*Work task*: For this task, retype the records below exactly.

-- Data to process follows --

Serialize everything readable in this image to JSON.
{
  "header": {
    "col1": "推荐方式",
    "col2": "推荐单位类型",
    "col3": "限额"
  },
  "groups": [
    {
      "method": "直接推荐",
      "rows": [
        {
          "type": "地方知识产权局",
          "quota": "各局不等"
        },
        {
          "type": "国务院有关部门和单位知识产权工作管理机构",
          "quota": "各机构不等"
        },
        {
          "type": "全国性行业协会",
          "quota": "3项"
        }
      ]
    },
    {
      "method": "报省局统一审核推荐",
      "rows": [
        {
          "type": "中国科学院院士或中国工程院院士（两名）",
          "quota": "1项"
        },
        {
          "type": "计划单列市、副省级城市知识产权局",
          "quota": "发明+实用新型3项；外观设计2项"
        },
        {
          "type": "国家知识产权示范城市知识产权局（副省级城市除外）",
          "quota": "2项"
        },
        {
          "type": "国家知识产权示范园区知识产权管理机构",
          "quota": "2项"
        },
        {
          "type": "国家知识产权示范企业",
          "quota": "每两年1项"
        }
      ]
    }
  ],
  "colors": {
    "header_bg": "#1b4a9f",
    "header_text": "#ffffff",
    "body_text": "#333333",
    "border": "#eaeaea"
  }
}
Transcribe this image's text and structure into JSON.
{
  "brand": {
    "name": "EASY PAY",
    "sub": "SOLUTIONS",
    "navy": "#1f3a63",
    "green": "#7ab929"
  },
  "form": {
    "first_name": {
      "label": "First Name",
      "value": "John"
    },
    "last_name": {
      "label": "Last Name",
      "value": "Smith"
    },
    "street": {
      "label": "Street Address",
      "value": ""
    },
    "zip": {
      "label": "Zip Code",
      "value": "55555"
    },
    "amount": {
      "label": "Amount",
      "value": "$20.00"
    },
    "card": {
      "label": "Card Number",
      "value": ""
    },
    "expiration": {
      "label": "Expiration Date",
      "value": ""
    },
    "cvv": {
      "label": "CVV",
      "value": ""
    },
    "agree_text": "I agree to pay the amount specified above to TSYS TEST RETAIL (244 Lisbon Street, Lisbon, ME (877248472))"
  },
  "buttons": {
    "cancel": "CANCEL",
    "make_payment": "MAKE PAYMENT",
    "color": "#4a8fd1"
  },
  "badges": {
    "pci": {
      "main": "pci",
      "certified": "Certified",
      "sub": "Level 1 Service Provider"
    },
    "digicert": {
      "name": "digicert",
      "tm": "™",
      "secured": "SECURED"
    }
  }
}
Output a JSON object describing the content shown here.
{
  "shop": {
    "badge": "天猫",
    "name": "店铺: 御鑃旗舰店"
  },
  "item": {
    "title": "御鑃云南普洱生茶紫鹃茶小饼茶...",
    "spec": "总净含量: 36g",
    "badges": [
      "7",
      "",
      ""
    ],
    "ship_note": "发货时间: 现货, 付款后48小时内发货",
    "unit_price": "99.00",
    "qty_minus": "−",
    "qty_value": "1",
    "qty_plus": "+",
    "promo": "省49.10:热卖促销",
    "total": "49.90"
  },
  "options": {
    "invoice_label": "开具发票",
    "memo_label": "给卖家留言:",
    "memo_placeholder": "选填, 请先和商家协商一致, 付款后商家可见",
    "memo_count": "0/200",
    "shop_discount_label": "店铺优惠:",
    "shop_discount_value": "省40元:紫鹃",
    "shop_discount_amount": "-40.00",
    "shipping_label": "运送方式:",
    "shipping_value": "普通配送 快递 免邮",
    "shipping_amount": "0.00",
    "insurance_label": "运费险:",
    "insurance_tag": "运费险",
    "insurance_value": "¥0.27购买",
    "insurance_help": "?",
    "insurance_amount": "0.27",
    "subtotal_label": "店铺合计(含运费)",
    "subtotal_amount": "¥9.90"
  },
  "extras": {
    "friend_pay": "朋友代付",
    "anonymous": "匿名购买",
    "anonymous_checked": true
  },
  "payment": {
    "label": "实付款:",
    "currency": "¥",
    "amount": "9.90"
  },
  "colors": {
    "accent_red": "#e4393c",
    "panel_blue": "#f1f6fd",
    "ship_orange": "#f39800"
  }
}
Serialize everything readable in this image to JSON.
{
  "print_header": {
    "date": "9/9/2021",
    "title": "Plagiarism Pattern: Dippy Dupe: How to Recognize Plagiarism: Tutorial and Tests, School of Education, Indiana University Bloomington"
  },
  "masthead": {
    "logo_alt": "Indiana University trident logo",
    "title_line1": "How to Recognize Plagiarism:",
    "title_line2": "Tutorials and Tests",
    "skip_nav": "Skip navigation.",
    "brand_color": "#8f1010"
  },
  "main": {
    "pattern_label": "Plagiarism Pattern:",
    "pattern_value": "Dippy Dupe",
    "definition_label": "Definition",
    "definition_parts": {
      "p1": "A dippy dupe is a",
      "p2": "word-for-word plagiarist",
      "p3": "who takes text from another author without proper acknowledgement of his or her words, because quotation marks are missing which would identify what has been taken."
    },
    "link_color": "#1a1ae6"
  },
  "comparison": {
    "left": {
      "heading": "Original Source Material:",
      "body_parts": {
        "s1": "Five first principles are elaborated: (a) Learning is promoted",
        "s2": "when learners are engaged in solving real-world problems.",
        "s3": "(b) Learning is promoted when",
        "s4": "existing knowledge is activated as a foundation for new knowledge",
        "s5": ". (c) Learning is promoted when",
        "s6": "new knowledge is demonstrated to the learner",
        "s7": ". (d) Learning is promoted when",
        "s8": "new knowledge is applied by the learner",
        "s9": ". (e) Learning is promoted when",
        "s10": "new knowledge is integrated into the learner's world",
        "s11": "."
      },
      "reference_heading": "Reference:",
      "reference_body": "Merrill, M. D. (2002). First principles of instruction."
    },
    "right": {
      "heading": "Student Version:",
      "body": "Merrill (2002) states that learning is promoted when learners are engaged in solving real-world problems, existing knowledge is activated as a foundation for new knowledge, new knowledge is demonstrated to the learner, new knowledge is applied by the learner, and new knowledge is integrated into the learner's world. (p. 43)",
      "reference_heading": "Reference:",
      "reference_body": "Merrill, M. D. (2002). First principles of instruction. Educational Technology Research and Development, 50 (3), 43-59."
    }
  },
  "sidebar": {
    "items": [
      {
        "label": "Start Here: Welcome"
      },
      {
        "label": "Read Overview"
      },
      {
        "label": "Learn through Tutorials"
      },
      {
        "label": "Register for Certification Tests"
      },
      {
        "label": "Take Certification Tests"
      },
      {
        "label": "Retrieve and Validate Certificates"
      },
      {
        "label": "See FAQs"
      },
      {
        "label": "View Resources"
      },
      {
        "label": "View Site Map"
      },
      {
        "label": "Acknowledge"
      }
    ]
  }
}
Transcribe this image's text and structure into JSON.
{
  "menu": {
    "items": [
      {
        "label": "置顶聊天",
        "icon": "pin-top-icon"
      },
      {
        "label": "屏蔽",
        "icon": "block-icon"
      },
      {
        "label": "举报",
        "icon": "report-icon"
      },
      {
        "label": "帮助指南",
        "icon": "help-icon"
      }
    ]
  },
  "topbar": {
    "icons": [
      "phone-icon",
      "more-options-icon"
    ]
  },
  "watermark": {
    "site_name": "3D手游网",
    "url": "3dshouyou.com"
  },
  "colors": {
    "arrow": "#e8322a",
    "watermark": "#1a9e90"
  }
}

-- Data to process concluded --

*Answer for the task*:
Serialize everything readable in this image to JSON.
{
  "header": {
    "col1": "推荐方式",
    "col2": "推荐单位类型",
    "col3": "限额"
  },
  "groups": [
    {
      "method": "直接推荐",
      "rows": [
        {
          "type": "地方知识产权局",
          "quota": "各局不等"
        },
        {
          "type": "国务院有关部门和单位知识产权工作管理机构",
          "quota": "各机构不等"
        },
        {
          "type": "全国性行业协会",
          "quota": "3项"
        }
      ]
    },
    {
      "method": "报省局统一审核推荐",
      "rows": [
        {
          "type": "中国科学院院士或中国工程院院士（两名）",
          "quota": "1项"
        },
        {
          "type": "计划单列市、副省级城市知识产权局",
          "quota": "发明+实用新型3项；外观设计2项"
        },
        {
          "type": "国家知识产权示范城市知识产权局（副省级城市除外）",
          "quota": "2项"
        },
        {
          "type": "国家知识产权示范园区知识产权管理机构",
          "quota": "2项"
        },
        {
          "type": "国家知识产权示范企业",
          "quota": "每两年1项"
        }
      ]
    }
  ],
  "colors": {
    "header_bg": "#1b4a9f",
    "header_text": "#ffffff",
    "body_text": "#333333",
    "border": "#eaeaea"
  }
}
Transcribe this image's text and structure into JSON.
{
  "brand": {
    "name": "EASY PAY",
    "sub": "SOLUTIONS",
    "navy": "#1f3a63",
    "green": "#7ab929"
  },
  "form": {
    "first_name": {
      "label": "First Name",
      "value": "John"
    },
    "last_name": {
      "label": "Last Name",
      "value": "Smith"
    },
    "street": {
      "label": "Street Address",
      "value": ""
    },
    "zip": {
      "label": "Zip Code",
      "value": "55555"
    },
    "amount": {
      "label": "Amount",
      "value": "$20.00"
    },
    "card": {
      "label": "Card Number",
      "value": ""
    },
    "expiration": {
      "label": "Expiration Date",
      "value": ""
    },
    "cvv": {
      "label": "CVV",
      "value": ""
    },
    "agree_text": "I agree to pay the amount specified above to TSYS TEST RETAIL (244 Lisbon Street, Lisbon, ME (877248472))"
  },
  "buttons": {
    "cancel": "CANCEL",
    "make_payment": "MAKE PAYMENT",
    "color": "#4a8fd1"
  },
  "badges": {
    "pci": {
      "main": "pci",
      "certified": "Certified",
      "sub": "Level 1 Service Provider"
    },
    "digicert": {
      "name": "digicert",
      "tm": "™",
      "secured": "SECURED"
    }
  }
}
Output a JSON object describing the content shown here.
{
  "shop": {
    "badge": "天猫",
    "name": "店铺: 御鑃旗舰店"
  },
  "item": {
    "title": "御鑃云南普洱生茶紫鹃茶小饼茶...",
    "spec": "总净含量: 36g",
    "badges": [
      "7",
      "",
      ""
    ],
    "ship_note": "发货时间: 现货, 付款后48小时内发货",
    "unit_price": "99.00",
    "qty_minus": "−",
    "qty_value": "1",
    "qty_plus": "+",
    "promo": "省49.10:热卖促销",
    "total": "49.90"
  },
  "options": {
    "invoice_label": "开具发票",
    "memo_label": "给卖家留言:",
    "memo_placeholder": "选填, 请先和商家协商一致, 付款后商家可见",
    "memo_count": "0/200",
    "shop_discount_label": "店铺优惠:",
    "shop_discount_value": "省40元:紫鹃",
    "shop_discount_amount": "-40.00",
    "shipping_label": "运送方式:",
    "shipping_value": "普通配送 快递 免邮",
    "shipping_amount": "0.00",
    "insurance_label": "运费险:",
    "insurance_tag": "运费险",
    "insurance_value": "¥0.27购买",
    "insurance_help": "?",
    "insurance_amount": "0.27",
    "subtotal_label": "店铺合计(含运费)",
    "subtotal_amount": "¥9.90"
  },
  "extras": {
    "friend_pay": "朋友代付",
    "anonymous": "匿名购买",
    "anonymous_checked": true
  },
  "payment": {
    "label": "实付款:",
    "currency": "¥",
    "amount": "9.90"
  },
  "colors": {
    "accent_red": "#e4393c",
    "panel_blue": "#f1f6fd",
    "ship_orange": "#f39800"
  }
}
Serialize everything readable in this image to JSON.
{
  "print_header": {
    "date": "9/9/2021",
    "title": "Plagiarism Pattern: Dippy Dupe: How to Recognize Plagiarism: Tutorial and Tests, School of Education, Indiana University Bloomington"
  },
  "masthead": {
    "logo_alt": "Indiana University trident logo",
    "title_line1": "How to Recognize Plagiarism:",
    "title_line2": "Tutorials and Tests",
    "skip_nav": "Skip navigation.",
    "brand_color": "#8f1010"
  },
  "main": {
    "pattern_label": "Plagiarism Pattern:",
    "pattern_value": "Dippy Dupe",
    "definition_label": "Definition",
    "definition_parts": {
      "p1": "A dippy dupe is a",
      "p2": "word-for-word plagiarist",
      "p3": "who takes text from another author without proper acknowledgement of his or her words, because quotation marks are missing which would identify what has been taken."
    },
    "link_color": "#1a1ae6"
  },
  "comparison": {
    "left": {
      "heading": "Original Source Material:",
      "body_parts": {
        "s1": "Five first principles are elaborated: (a) Learning is promoted",
        "s2": "when learners are engaged in solving real-world problems.",
        "s3": "(b) Learning is promoted when",
        "s4": "existing knowledge is activated as a foundation for new knowledge",
        "s5": ". (c) Learning is promoted when",
        "s6": "new knowledge is demonstrated to the learner",
        "s7": ". (d) Learning is promoted when",
        "s8": "new knowledge is applied by the learner",
        "s9": ". (e) Learning is promoted when",
        "s10": "new knowledge is integrated into the learner's world",
        "s11": "."
      },
      "reference_heading": "Reference:",
      "reference_body": "Merrill, M. D. (2002). First principles of instruction."
    },
    "right": {
      "heading": "Student Version:",
      "body": "Merrill (2002) states that learning is promoted when learners are engaged in solving real-world problems, existing knowledge is activated as a foundation for new knowledge, new knowledge is demonstrated to the learner, new knowledge is applied by the learner, and new knowledge is integrated into the learner's world. (p. 43)",
      "reference_heading": "Reference:",
      "reference_body": "Merrill, M. D. (2002). First principles of instruction. Educational Technology Research and Development, 50 (3), 43-59."
    }
  },
  "sidebar": {
    "items": [
      {
        "label": "Start Here: Welcome"
      },
      {
        "label": "Read Overview"
      },
      {
        "label": "Learn through Tutorials"
      },
      {
        "label": "Register for Certification Tests"
      },
      {
        "label": "Take Certification Tests"
      },
      {
        "label": "Retrieve and Validate Certificates"
      },
      {
        "label": "See FAQs"
      },
      {
        "label": "View Resources"
      },
      {
        "label": "View Site Map"
      },
      {
        "label": "Acknowledge"
      }
    ]
  }
}
Transcribe this image's text and structure into JSON.
{
  "menu": {
    "items": [
      {
        "label": "置顶聊天",
        "icon": "pin-top-icon"
      },
      {
        "label": "屏蔽",
        "icon": "block-icon"
      },
      {
        "label": "举报",
        "icon": "report-icon"
      },
      {
        "label": "帮助指南",
        "icon": "help-icon"
      }
    ]
  },
  "topbar": {
    "icons": [
      "phone-icon",
      "more-options-icon"
    ]
  },
  "watermark": {
    "site_name": "3D手游网",
    "url": "3dshouyou.com"
  },
  "colors": {
    "arrow": "#e8322a",
    "watermark": "#1a9e90"
  }
}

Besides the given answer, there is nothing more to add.